When a line in the data below includes "icon", pick it out and copy it.

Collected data
━━━━━━

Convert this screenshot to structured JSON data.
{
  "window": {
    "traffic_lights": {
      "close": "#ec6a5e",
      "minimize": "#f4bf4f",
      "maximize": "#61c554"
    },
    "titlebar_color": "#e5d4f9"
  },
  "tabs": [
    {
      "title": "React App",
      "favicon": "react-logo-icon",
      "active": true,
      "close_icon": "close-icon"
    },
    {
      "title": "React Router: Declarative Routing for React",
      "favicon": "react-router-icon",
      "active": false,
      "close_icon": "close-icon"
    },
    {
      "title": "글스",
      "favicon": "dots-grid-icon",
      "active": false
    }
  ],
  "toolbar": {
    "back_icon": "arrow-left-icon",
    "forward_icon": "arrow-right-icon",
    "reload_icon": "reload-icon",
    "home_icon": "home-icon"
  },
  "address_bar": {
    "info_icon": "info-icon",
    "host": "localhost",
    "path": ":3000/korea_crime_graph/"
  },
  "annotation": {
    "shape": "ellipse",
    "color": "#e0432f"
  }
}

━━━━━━

Exercise output
      "favicon": "react-logo-icon",
      "close_icon": "close-icon"
      "favicon": "react-router-icon",
      "close_icon": "close-icon"
      "favicon": "dots-grid-icon",
    "back_icon": "arrow-left-icon",
    "forward_icon": "arrow-right-icon",
    "reload_icon": "reload-icon",
    "home_icon": "home-icon"
    "info_icon": "info-icon",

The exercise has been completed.